When deciding on which staking platform to choose, one should consider a number of factors, including the potential return rate, the platform’s reputation, lockup/custodianship of funds, ease of use, etc. What does staked mean exactly on that specific platform?
Luckily, there are sites that make it their job to compare platforms, such as CryptoTesters for ETH, ZenLedger for Cardano, and many others. Just remember that there is no guarantee that any reviews or rankings are truly unbiased. Always DYOR and protect your capital
Staking On a Hardware Wallet
How does crypto staking work for hardware wallets? If you keep your funds on a cold storage hardware wallet such as Ledger or Trezor, you can still stake your tokens while maintaining the security that hardware wallets are known for. There are even tutorials on how to stake, like this one from Weirdo Rocks.
Is Crypto Staking Profitable?
What does staking mean for profitability considerations? Profitability of anything tends to vary. Because staking is usually done in a single cryptocurrency and the return is in the same one, staking is profitable relative to that currency. For example, if you stake ETH and receive a little extra ETH back every second, you’re net positive on ETH.
On the other hand, that currency itself can lose value either due to temporary price volatility or bigger market movements. This is especially true if the currency is inflationary (which usually happens as more of a currency gets minted than there is demand for it). Ethereum is trying to become deflationary by burning some ETH in gas fees but it is still inflationary as new ETH keeps getting created.
There is also the matter of relative profitability when staking cryptocurrency since your capital can always be used to generate income somewhere else, whether in yield farming, lending, blockchain gaming, trading, or a number of other strategies. So you need to be mindful of the opportunity costs.
Lastly, don’t ignore the fees and other associated costs. While staking uses only a fraction of electricity and processing power compared to mining, there are still physical and time costs to consider as part of the profitability equation.
What are some staking risks?
As mentioned above, there are several risks associated with staking your crypto. For one, locking an asset up means you can’t quickly move it when you urgently need liquidity or trade it should the price plummet. The other risk, specific to custodial staking services, is that you will lose access to your funds from a number of unforeseen events such as the service getting hacked, collapsing, or being ordered by government regulators to freeze your assets. A crypto exchange is not a bank, and even regulated ones may not get your staked crypto back in cases of hacking or government action.
To be fair, some cryptocurrency staking services are non-custodial or provide other assurances that only you can access your money. And since staking often attracts crypto HODLers, temporary price pullbacks may not matter as much anyway.
The Future of Crypto Staking
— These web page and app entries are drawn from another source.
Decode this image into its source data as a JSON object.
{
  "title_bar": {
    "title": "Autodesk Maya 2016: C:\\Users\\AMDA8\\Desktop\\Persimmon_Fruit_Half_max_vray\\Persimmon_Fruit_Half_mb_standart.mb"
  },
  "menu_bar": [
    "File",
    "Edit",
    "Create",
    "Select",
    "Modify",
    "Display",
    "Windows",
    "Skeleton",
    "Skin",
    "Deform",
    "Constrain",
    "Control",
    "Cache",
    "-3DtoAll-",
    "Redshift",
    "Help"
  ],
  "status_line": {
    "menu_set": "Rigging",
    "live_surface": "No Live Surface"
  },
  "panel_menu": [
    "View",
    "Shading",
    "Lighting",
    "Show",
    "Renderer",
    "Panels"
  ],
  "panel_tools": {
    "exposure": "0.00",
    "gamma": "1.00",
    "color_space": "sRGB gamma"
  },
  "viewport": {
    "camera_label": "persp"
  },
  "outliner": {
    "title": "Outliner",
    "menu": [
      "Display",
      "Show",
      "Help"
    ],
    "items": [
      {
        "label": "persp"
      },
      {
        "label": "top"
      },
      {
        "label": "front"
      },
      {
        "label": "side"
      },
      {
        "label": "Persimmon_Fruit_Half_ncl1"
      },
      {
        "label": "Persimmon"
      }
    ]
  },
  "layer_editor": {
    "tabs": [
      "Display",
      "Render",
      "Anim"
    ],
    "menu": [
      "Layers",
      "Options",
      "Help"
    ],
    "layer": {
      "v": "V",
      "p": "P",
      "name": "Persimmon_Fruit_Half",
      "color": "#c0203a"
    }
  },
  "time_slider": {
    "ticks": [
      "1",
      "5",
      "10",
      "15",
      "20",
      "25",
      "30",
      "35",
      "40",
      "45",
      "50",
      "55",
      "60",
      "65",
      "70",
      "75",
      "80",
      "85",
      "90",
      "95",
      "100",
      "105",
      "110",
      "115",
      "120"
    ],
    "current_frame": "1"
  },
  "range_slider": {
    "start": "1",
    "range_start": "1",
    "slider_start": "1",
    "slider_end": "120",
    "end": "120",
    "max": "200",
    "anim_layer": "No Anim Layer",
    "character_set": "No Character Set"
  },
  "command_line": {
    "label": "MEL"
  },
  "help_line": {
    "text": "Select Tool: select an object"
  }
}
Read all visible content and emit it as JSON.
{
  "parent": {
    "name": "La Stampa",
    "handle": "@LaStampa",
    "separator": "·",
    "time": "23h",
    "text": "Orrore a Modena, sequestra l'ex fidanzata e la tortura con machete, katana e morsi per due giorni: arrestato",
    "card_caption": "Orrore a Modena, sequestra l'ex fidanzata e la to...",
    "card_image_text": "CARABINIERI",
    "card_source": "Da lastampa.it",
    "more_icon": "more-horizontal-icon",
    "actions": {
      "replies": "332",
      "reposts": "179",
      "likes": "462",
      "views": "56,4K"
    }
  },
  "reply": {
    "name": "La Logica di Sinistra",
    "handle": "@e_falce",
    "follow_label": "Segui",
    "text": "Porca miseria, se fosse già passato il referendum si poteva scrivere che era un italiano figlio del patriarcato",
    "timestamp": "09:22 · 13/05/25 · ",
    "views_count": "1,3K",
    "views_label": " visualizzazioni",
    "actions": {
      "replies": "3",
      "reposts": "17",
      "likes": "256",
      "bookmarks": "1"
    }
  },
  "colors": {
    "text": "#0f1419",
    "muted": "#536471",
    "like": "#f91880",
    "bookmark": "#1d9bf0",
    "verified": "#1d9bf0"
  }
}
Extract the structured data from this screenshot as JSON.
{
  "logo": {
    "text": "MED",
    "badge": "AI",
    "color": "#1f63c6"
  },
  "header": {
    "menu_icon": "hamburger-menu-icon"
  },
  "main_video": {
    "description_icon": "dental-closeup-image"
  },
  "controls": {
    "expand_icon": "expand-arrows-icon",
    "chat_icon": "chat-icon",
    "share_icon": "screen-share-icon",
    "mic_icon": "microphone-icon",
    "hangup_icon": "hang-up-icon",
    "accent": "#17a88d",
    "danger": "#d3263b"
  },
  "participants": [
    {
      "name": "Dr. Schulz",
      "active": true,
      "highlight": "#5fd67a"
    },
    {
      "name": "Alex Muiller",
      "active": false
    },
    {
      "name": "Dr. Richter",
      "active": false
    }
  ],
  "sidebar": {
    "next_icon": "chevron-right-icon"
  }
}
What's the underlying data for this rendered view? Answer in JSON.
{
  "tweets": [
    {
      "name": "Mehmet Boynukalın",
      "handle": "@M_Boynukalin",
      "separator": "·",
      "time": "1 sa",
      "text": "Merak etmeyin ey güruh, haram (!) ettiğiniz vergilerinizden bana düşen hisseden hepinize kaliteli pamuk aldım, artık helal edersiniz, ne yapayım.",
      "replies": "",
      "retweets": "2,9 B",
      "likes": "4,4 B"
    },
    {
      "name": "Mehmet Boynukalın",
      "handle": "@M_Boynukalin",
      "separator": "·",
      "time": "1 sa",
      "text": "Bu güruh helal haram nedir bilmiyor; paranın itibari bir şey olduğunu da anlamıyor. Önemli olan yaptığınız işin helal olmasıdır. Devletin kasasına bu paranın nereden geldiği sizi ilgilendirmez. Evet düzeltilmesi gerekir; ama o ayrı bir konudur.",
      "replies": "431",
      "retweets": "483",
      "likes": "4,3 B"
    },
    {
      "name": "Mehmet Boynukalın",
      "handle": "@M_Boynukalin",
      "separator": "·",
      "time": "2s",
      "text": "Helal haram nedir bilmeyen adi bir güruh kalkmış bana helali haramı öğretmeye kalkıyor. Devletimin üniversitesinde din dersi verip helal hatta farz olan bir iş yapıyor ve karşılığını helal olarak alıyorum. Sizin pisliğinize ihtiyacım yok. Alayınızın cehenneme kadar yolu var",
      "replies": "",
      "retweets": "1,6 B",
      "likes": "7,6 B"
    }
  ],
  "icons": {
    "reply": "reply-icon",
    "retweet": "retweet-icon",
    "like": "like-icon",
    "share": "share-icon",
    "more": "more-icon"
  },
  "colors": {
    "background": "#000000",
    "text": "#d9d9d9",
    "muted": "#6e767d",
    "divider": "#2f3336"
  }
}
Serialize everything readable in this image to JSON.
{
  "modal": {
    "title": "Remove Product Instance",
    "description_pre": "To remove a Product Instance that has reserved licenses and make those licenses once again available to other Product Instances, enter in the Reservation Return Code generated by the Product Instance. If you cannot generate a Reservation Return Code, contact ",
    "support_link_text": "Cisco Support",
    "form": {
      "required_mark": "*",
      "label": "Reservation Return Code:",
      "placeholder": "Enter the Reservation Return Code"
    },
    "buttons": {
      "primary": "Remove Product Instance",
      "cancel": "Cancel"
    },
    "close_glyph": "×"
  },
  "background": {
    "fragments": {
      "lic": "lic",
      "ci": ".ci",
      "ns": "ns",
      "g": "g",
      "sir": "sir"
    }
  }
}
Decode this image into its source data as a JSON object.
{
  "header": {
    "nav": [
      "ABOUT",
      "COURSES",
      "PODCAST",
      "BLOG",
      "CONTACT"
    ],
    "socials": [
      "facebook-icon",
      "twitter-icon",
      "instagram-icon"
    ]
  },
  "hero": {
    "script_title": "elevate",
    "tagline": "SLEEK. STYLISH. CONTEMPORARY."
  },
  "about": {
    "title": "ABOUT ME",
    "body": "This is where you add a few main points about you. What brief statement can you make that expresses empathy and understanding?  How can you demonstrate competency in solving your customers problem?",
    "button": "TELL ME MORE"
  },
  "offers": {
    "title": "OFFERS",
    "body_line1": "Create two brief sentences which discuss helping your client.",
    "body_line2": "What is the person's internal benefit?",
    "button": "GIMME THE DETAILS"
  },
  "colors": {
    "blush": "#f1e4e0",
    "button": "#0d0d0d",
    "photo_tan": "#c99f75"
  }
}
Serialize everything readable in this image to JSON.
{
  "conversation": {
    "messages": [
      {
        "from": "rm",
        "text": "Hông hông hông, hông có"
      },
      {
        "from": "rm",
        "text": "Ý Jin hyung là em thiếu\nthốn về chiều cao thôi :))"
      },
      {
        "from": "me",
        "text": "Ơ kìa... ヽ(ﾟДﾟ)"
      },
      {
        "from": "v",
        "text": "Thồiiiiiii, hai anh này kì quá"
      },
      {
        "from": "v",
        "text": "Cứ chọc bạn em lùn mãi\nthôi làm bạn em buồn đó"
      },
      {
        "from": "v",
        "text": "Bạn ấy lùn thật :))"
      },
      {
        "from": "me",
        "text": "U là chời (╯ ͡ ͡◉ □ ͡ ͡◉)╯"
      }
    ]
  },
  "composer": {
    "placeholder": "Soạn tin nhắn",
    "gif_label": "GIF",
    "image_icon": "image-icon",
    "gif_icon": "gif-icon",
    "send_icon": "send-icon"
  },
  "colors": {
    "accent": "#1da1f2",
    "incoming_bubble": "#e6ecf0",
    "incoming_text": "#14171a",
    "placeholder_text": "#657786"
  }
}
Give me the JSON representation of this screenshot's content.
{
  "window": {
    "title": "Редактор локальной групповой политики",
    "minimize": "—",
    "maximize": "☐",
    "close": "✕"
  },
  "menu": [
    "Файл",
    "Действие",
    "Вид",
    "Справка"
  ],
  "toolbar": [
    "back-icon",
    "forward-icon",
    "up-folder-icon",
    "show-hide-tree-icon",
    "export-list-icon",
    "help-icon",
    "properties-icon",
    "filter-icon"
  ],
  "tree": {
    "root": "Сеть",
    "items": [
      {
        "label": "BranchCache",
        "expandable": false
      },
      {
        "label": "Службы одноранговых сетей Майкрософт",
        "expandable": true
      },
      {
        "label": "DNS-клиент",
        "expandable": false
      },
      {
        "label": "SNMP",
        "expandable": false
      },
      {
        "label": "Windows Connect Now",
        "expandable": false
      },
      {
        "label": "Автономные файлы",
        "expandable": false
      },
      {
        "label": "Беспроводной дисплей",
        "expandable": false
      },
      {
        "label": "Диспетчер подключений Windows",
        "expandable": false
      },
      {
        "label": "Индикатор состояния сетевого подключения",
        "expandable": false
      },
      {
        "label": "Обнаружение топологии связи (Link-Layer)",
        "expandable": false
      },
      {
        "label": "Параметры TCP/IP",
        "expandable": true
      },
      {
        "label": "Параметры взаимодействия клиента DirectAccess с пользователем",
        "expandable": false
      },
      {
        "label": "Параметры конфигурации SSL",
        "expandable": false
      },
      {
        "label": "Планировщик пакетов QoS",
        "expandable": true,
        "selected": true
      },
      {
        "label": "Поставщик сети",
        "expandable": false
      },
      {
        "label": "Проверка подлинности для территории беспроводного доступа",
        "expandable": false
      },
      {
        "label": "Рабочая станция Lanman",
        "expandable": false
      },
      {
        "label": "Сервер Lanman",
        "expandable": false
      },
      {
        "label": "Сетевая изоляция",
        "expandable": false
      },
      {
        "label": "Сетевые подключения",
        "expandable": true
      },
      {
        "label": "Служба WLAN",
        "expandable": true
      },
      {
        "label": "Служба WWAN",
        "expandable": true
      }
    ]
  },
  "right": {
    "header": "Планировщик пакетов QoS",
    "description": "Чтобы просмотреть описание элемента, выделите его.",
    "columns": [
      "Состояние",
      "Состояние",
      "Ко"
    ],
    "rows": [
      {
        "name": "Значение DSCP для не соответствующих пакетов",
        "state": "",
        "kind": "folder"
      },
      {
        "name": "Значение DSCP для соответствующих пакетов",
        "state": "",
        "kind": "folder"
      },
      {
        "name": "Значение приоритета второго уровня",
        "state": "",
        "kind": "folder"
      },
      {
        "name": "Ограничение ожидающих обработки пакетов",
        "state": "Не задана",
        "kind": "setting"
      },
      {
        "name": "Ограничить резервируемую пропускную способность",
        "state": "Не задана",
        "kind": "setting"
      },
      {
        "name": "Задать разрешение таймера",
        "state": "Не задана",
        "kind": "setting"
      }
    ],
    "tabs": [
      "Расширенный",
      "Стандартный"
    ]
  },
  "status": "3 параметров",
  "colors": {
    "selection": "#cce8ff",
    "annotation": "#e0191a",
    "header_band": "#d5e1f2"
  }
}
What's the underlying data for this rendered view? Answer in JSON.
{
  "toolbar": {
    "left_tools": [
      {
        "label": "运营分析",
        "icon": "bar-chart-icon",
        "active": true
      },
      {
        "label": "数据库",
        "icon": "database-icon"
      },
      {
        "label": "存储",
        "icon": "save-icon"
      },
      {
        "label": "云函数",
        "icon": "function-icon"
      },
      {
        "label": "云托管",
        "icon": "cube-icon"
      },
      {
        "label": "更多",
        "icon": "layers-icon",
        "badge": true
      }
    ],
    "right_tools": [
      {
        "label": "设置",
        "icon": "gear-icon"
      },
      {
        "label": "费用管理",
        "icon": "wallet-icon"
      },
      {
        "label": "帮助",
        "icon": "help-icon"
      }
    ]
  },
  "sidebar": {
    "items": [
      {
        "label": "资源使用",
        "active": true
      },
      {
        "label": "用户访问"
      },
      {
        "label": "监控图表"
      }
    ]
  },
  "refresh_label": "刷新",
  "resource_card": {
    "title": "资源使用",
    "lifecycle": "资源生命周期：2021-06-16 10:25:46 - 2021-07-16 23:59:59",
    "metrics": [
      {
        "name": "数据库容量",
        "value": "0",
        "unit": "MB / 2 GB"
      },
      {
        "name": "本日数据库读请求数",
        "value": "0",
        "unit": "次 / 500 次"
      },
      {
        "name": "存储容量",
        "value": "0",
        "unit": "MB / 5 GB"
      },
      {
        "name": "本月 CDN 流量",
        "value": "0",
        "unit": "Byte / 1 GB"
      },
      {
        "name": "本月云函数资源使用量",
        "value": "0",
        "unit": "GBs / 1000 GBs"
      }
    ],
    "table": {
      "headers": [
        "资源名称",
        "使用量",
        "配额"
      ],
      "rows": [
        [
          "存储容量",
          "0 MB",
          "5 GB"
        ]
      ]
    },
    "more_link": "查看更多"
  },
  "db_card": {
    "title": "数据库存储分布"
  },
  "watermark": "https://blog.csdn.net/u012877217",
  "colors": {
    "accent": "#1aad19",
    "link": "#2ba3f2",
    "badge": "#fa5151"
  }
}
So that’s where crypto staking is at today. But where will it go tomorrow, next year, or in a decade? No one knows for sure, but certain developments are quite possible. So let’s speculate. Maybe staking will be rewarded in new ways such as with exclusive NFTs, whitelist access, aidrops, and bonus yield from partner protocols. Some of this is already being implemented here and there. Maybe there will be staking-based derivatives traded on various markets. Maybe even in betting markets. It would be very interesting to see staking expanded outside of DeFi into all realms of our lives. Imagine citizens staking their votes and thus influencing government action.
As crypto becomes more and more mainstream and PoS proves itself, staking may take on an even more prominent role. And now you know how to get started, your options, and what to keep in mind.